DATASET RECORDS:
⟨
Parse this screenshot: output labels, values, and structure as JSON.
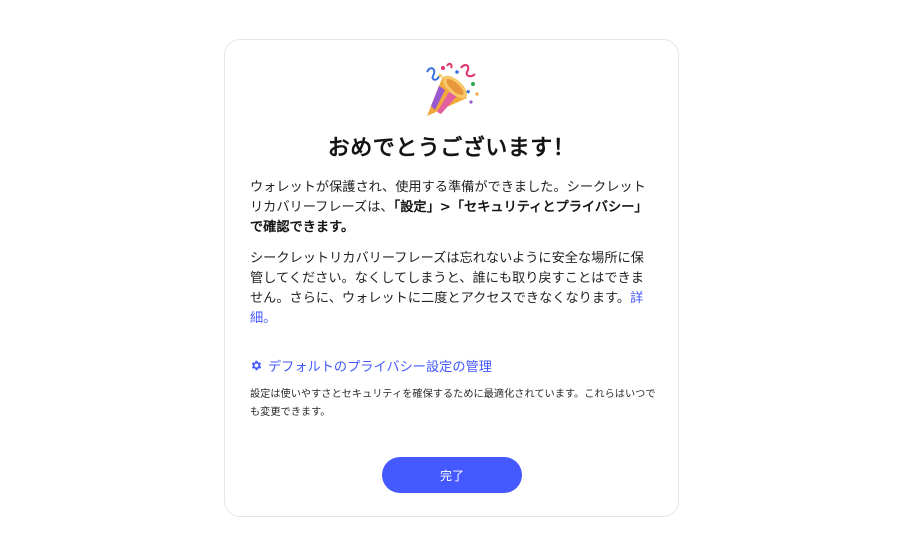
{
  "dialog": {
    "emoji_icon": "party-popper-icon",
    "title": "おめでとうございます！",
    "para1": {
      "text_before": "ウォレットが保護され、使用する準備ができました。シークレットリカバリーフレーズは、",
      "bold": "「設定」>「セキュリティとプライバシー」で確認できます。"
    },
    "para2": {
      "text": "シークレットリカバリーフレーズは忘れないように安全な場所に保管してください。なくしてしまうと、誰にも取り戻すことはできません。さらに、ウォレットに二度とアクセスできなくなります。",
      "link": "詳細。"
    },
    "settings_link": {
      "icon": "gear-icon",
      "label": "デフォルトのプライバシー設定の管理"
    },
    "note": "設定は使いやすさとセキュリティを確保するために最適化されています。これらはいつでも変更できます。",
    "done_button": "完了"
  },
  "colors": {
    "accent": "#4459ff",
    "border": "#e6e6e6",
    "text": "#222222"
  }
}
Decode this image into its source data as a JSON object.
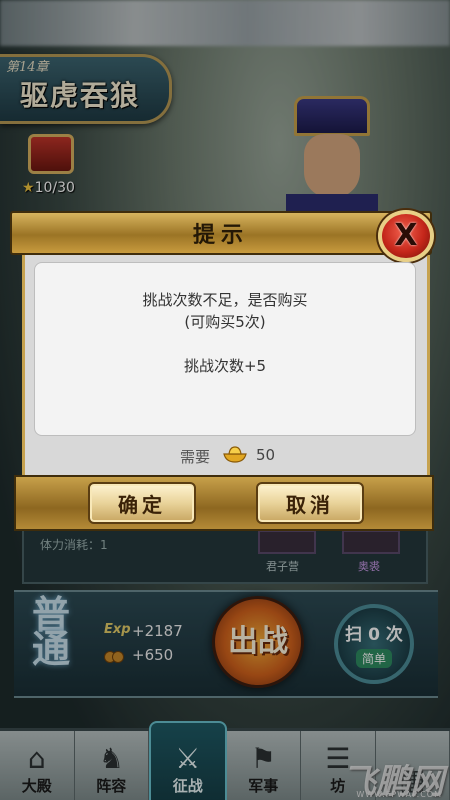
{
  "chapter": {
    "number": "第14章",
    "title": "驱虎吞狼",
    "stars": "10/30"
  },
  "dialog": {
    "title": "提示",
    "message_line1": "挑战次数不足，是否购买",
    "message_line2": "(可购买5次)",
    "message_line3": "挑战次数+5",
    "cost_label": "需要",
    "cost_value": "50",
    "confirm_label": "确定",
    "cancel_label": "取消",
    "close_label": "X"
  },
  "stage": {
    "stamina_label": "体力消耗：1",
    "reward1_name": "君子营",
    "reward2_name": "奥裘",
    "difficulty": "普通",
    "exp_label": "Exp",
    "exp_value": "+2187",
    "coin_value": "+650",
    "fight_label": "出战",
    "sweep_label": "扫 0 次",
    "sweep_sub_label": "简单"
  },
  "nav": {
    "items": [
      {
        "label": "大殿",
        "icon": "palace-icon"
      },
      {
        "label": "阵容",
        "icon": "helmet-icon"
      },
      {
        "label": "征战",
        "icon": "crossed-swords-icon"
      },
      {
        "label": "军事",
        "icon": "flag-icon"
      },
      {
        "label": "坊",
        "icon": "workshop-icon"
      },
      {
        "label": "",
        "icon": "grid-icon"
      }
    ],
    "active_index": 2
  },
  "watermark": {
    "text": "飞鹏网",
    "url": "WWW.FPWAP.COM"
  },
  "colors": {
    "gold_frame": "#c6a24f",
    "close_red": "#c4261a",
    "nav_active": "#1f5b66",
    "fight_orange": "#d2621c"
  }
}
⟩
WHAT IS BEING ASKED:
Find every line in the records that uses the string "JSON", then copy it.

REPLY:
Parse this screenshot: output labels, values, and structure as JSON.
Decode this image into its source data as a JSON object.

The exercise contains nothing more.